### Source records
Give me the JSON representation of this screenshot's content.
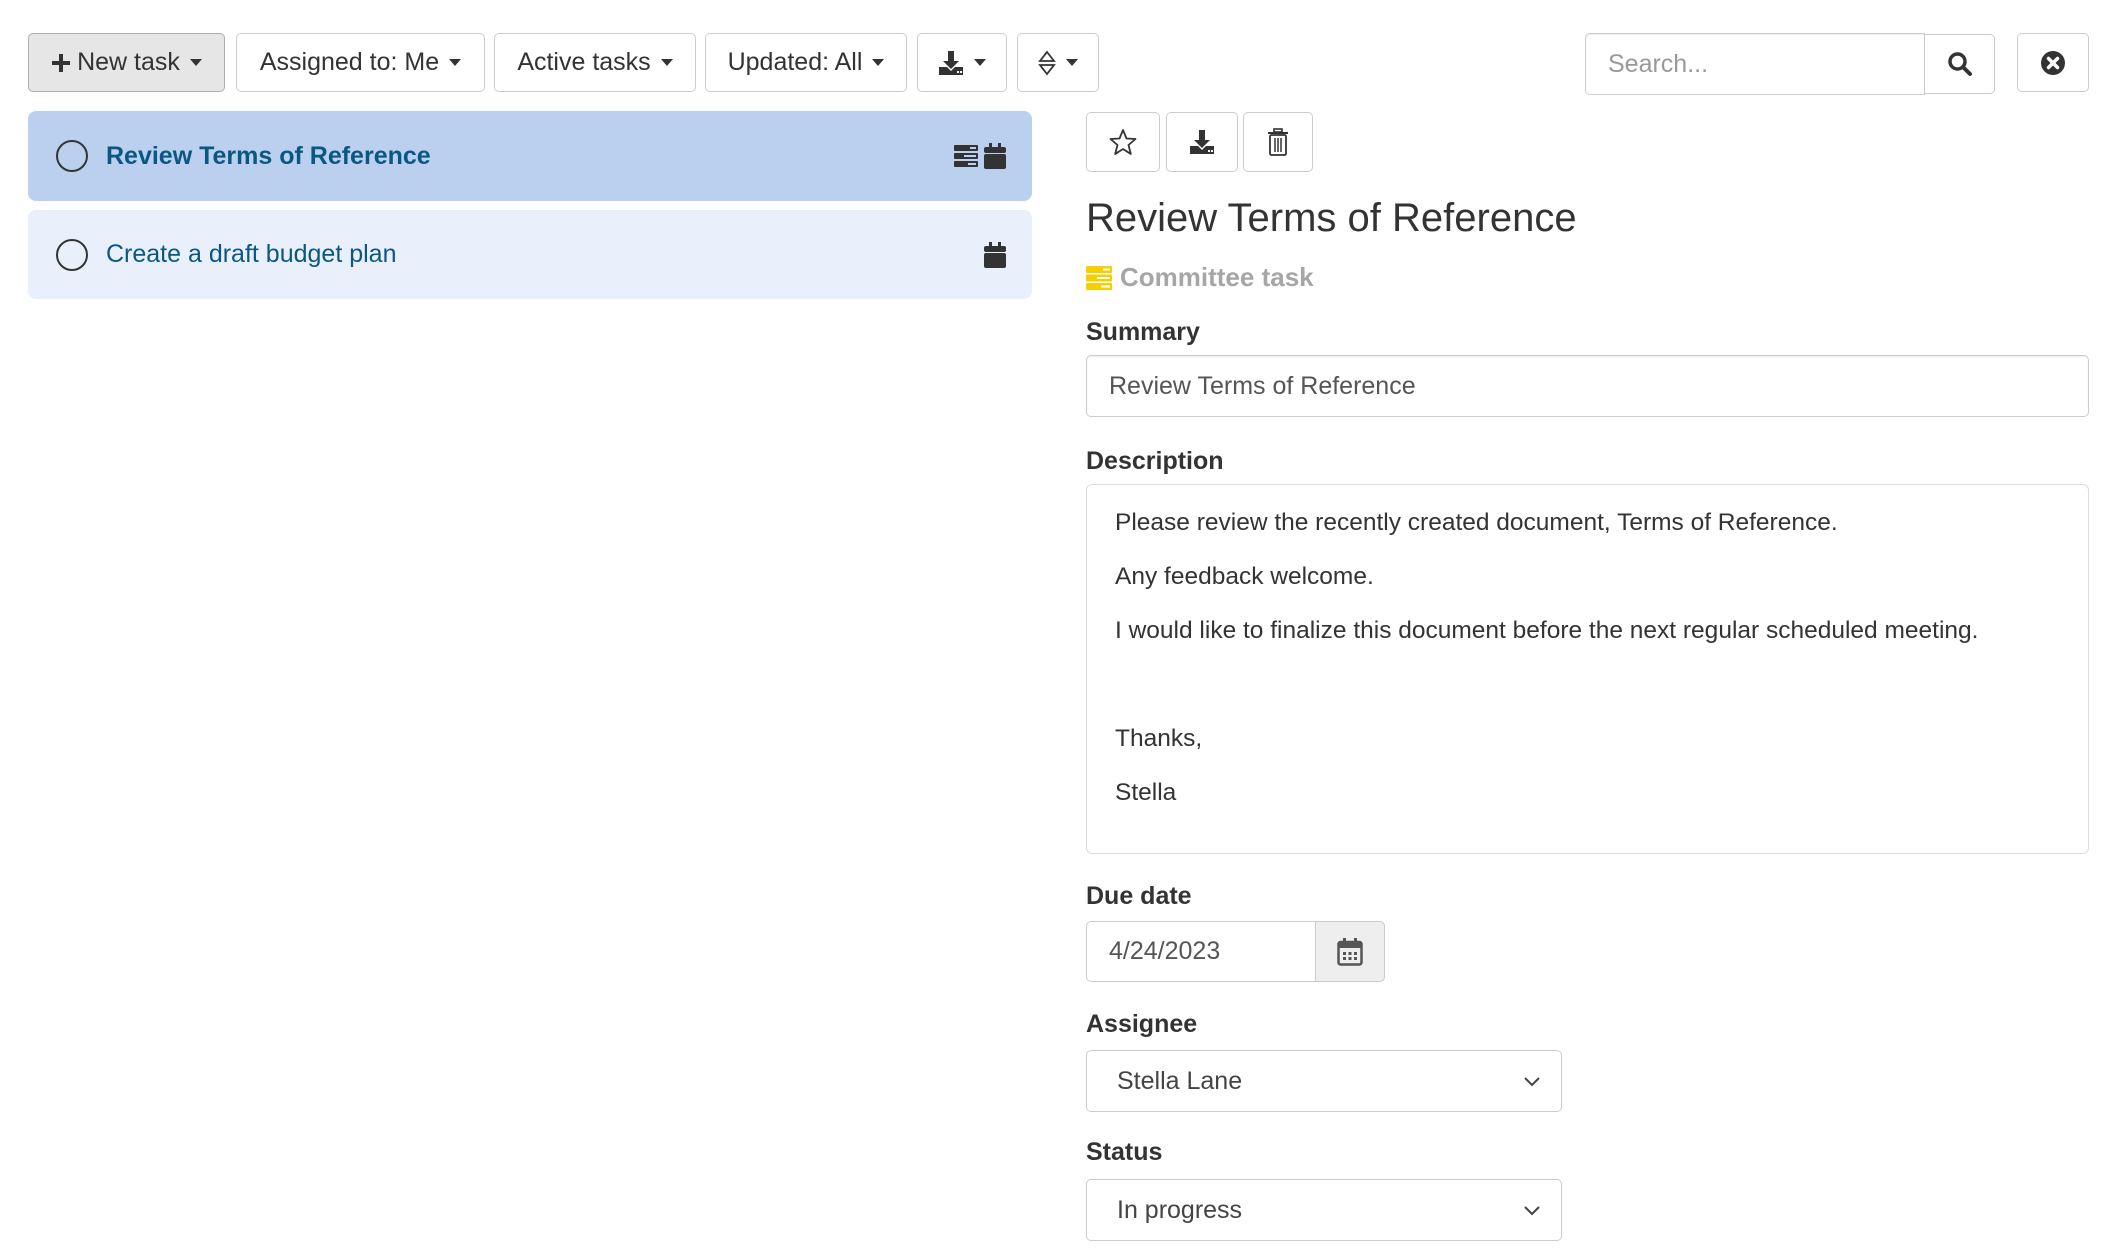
{
  "toolbar": {
    "new_task_label": "New task",
    "assigned_label": "Assigned to: Me",
    "active_label": "Active tasks",
    "updated_label": "Updated: All",
    "search_placeholder": "Search..."
  },
  "tasks": [
    {
      "title": "Review Terms of Reference",
      "selected": true,
      "icons": [
        "category-icon",
        "calendar-icon"
      ]
    },
    {
      "title": "Create a draft budget plan",
      "selected": false,
      "icons": [
        "calendar-icon"
      ]
    }
  ],
  "detail": {
    "title": "Review Terms of Reference",
    "category": "Committee task",
    "category_color": "#f5cf00",
    "summary_label": "Summary",
    "summary_value": "Review Terms of Reference",
    "description_label": "Description",
    "description_lines": [
      "Please review the recently created document, Terms of Reference.",
      "Any feedback welcome.",
      "I would like to finalize this document before the next regular scheduled meeting.",
      "",
      "Thanks,",
      "Stella"
    ],
    "due_label": "Due date",
    "due_value": "4/24/2023",
    "assignee_label": "Assignee",
    "assignee_value": "Stella Lane",
    "status_label": "Status",
    "status_value": "In progress"
  },
  "colors": {
    "selected_row": "#bad0ee",
    "row": "#e9f0fb",
    "task_text": "#0b5783"
  }
}
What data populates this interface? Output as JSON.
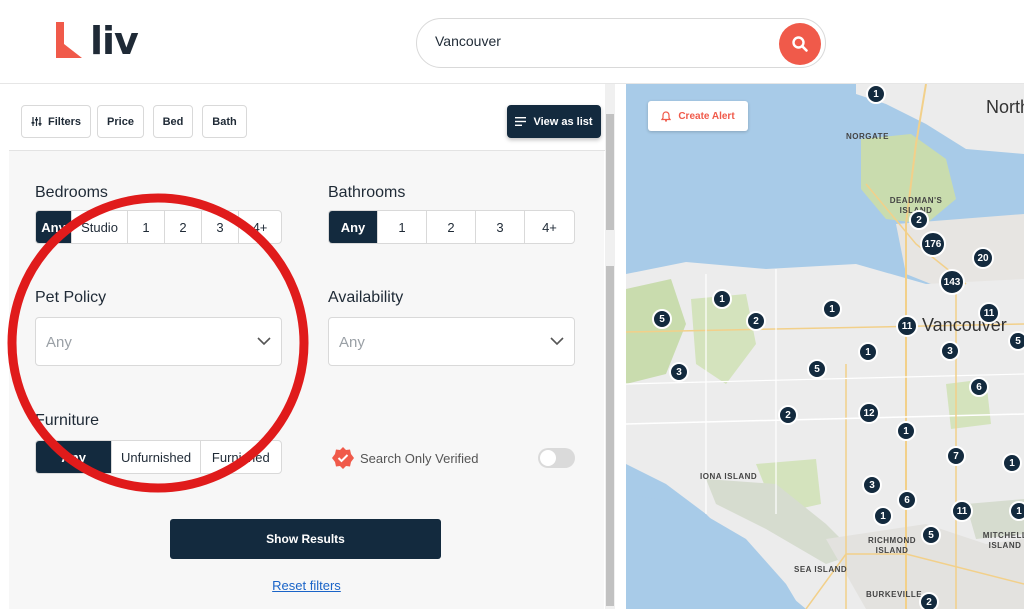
{
  "header": {
    "logo_text": "liv",
    "search_value": "Vancouver"
  },
  "toolbar": {
    "filters_label": "Filters",
    "price_label": "Price",
    "bed_label": "Bed",
    "bath_label": "Bath",
    "view_as_list_label": "View as list"
  },
  "filters": {
    "bedrooms": {
      "label": "Bedrooms",
      "options": [
        "Any",
        "Studio",
        "1",
        "2",
        "3",
        "4+"
      ],
      "selected": "Any"
    },
    "bathrooms": {
      "label": "Bathrooms",
      "options": [
        "Any",
        "1",
        "2",
        "3",
        "4+"
      ],
      "selected": "Any"
    },
    "pet_policy": {
      "label": "Pet Policy",
      "value": "Any"
    },
    "availability": {
      "label": "Availability",
      "value": "Any"
    },
    "furniture": {
      "label": "Furniture",
      "options": [
        "Any",
        "Unfurnished",
        "Furnished"
      ],
      "selected": "Any"
    },
    "verified_label": "Search Only Verified",
    "verified_on": false,
    "show_results_label": "Show Results",
    "reset_label": "Reset filters"
  },
  "map": {
    "create_alert_label": "Create Alert",
    "places": [
      "North",
      "NORGATE",
      "DEADMAN'S ISLAND",
      "Vancouver",
      "IONA ISLAND",
      "RICHMOND ISLAND",
      "MITCHELL ISLAND",
      "SEA ISLAND",
      "BURKEVILLE"
    ],
    "pins": [
      "1",
      "2",
      "176",
      "20",
      "143",
      "1",
      "5",
      "2",
      "1",
      "11",
      "11",
      "5",
      "1",
      "3",
      "3",
      "5",
      "6",
      "2",
      "12",
      "1",
      "7",
      "1",
      "3",
      "6",
      "1",
      "11",
      "1",
      "5",
      "2"
    ]
  },
  "colors": {
    "primary": "#132a3e",
    "accent": "#f05a4a",
    "annotation": "#e01b1b"
  }
}
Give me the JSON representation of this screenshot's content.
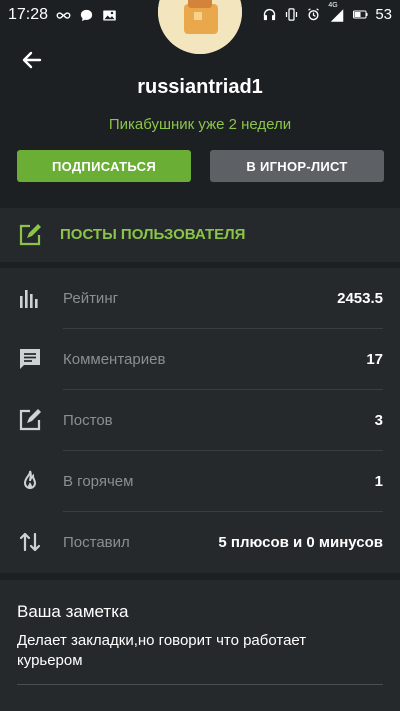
{
  "status_bar": {
    "time": "17:28",
    "network_badge": "4G",
    "battery": "53"
  },
  "profile": {
    "username": "russiantriad1",
    "since": "Пикабушник уже 2 недели"
  },
  "actions": {
    "subscribe": "ПОДПИСАТЬСЯ",
    "ignore": "В ИГНОР-ЛИСТ"
  },
  "posts_link": {
    "label": "ПОСТЫ ПОЛЬЗОВАТЕЛЯ"
  },
  "stats": [
    {
      "icon": "bar-chart-icon",
      "label": "Рейтинг",
      "value": "2453.5"
    },
    {
      "icon": "comment-icon",
      "label": "Комментариев",
      "value": "17"
    },
    {
      "icon": "edit-post-icon",
      "label": "Постов",
      "value": "3"
    },
    {
      "icon": "flame-icon",
      "label": "В горячем",
      "value": "1"
    },
    {
      "icon": "sort-arrows-icon",
      "label": "Поставил",
      "value": "5 плюсов и 0 минусов"
    }
  ],
  "note": {
    "title": "Ваша заметка",
    "text": "Делает закладки,но говорит что работает курьером"
  },
  "colors": {
    "accent_green": "#8ac448",
    "button_green": "#6aae35",
    "button_gray": "#5d6166",
    "background": "#1d2023",
    "card": "#26292c"
  }
}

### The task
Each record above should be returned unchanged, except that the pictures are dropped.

### Reply to the task
Give me the JSON representation of this screenshot's content.
{
  "toolbar": {
    "new_task_label": "New task",
    "assigned_label": "Assigned to: Me",
    "active_label": "Active tasks",
    "updated_label": "Updated: All",
    "search_placeholder": "Search..."
  },
  "tasks": [
    {
      "title": "Review Terms of Reference",
      "selected": true,
      "icons": [
        "category-icon",
        "calendar-icon"
      ]
    },
    {
      "title": "Create a draft budget plan",
      "selected": false,
      "icons": [
        "calendar-icon"
      ]
    }
  ],
  "detail": {
    "title": "Review Terms of Reference",
    "category": "Committee task",
    "category_color": "#f5cf00",
    "summary_label": "Summary",
    "summary_value": "Review Terms of Reference",
    "description_label": "Description",
    "description_lines": [
      "Please review the recently created document, Terms of Reference.",
      "Any feedback welcome.",
      "I would like to finalize this document before the next regular scheduled meeting.",
      "",
      "Thanks,",
      "Stella"
    ],
    "due_label": "Due date",
    "due_value": "4/24/2023",
    "assignee_label": "Assignee",
    "assignee_value": "Stella Lane",
    "status_label": "Status",
    "status_value": "In progress"
  },
  "colors": {
    "selected_row": "#bad0ee",
    "row": "#e9f0fb",
    "task_text": "#0b5783"
  }
}
What data populates this interface? Output as JSON.
{
  "header": {
    "logo_text": "liv",
    "search_value": "Vancouver"
  },
  "toolbar": {
    "filters_label": "Filters",
    "price_label": "Price",
    "bed_label": "Bed",
    "bath_label": "Bath",
    "view_as_list_label": "View as list"
  },
  "filters": {
    "bedrooms": {
      "label": "Bedrooms",
      "options": [
        "Any",
        "Studio",
        "1",
        "2",
        "3",
        "4+"
      ],
      "selected": "Any"
    },
    "bathrooms": {
      "label": "Bathrooms",
      "options": [
        "Any",
        "1",
        "2",
        "3",
        "4+"
      ],
      "selected": "Any"
    },
    "pet_policy": {
      "label": "Pet Policy",
      "value": "Any"
    },
    "availability": {
      "label": "Availability",
      "value": "Any"
    },
    "furniture": {
      "label": "Furniture",
      "options": [
        "Any",
        "Unfurnished",
        "Furnished"
      ],
      "selected": "Any"
    },
    "verified_label": "Search Only Verified",
    "verified_on": false,
    "show_results_label": "Show Results",
    "reset_label": "Reset filters"
  },
  "map": {
    "create_alert_label": "Create Alert",
    "places": [
      "North",
      "NORGATE",
      "DEADMAN'S ISLAND",
      "Vancouver",
      "IONA ISLAND",
      "RICHMOND ISLAND",
      "MITCHELL ISLAND",
      "SEA ISLAND",
      "BURKEVILLE"
    ],
    "pins": [
      "1",
      "2",
      "176",
      "20",
      "143",
      "1",
      "5",
      "2",
      "1",
      "11",
      "11",
      "5",
      "1",
      "3",
      "3",
      "5",
      "6",
      "2",
      "12",
      "1",
      "7",
      "1",
      "3",
      "6",
      "1",
      "11",
      "1",
      "5",
      "2"
    ]
  },
  "colors": {
    "primary": "#132a3e",
    "accent": "#f05a4a",
    "annotation": "#e01b1b"
  }
}
Give me the JSON representation of this screenshot's content.
{
  "status_bar": {
    "time": "17:28",
    "network_badge": "4G",
    "battery": "53"
  },
  "profile": {
    "username": "russiantriad1",
    "since": "Пикабушник уже 2 недели"
  },
  "actions": {
    "subscribe": "ПОДПИСАТЬСЯ",
    "ignore": "В ИГНОР-ЛИСТ"
  },
  "posts_link": {
    "label": "ПОСТЫ ПОЛЬЗОВАТЕЛЯ"
  },
  "stats": [
    {
      "icon": "bar-chart-icon",
      "label": "Рейтинг",
      "value": "2453.5"
    },
    {
      "icon": "comment-icon",
      "label": "Комментариев",
      "value": "17"
    },
    {
      "icon": "edit-post-icon",
      "label": "Постов",
      "value": "3"
    },
    {
      "icon": "flame-icon",
      "label": "В горячем",
      "value": "1"
    },
    {
      "icon": "sort-arrows-icon",
      "label": "Поставил",
      "value": "5 плюсов и 0 минусов"
    }
  ],
  "note": {
    "title": "Ваша заметка",
    "text": "Делает закладки,но говорит что работает курьером"
  },
  "colors": {
    "accent_green": "#8ac448",
    "button_green": "#6aae35",
    "button_gray": "#5d6166",
    "background": "#1d2023",
    "card": "#26292c"
  }
}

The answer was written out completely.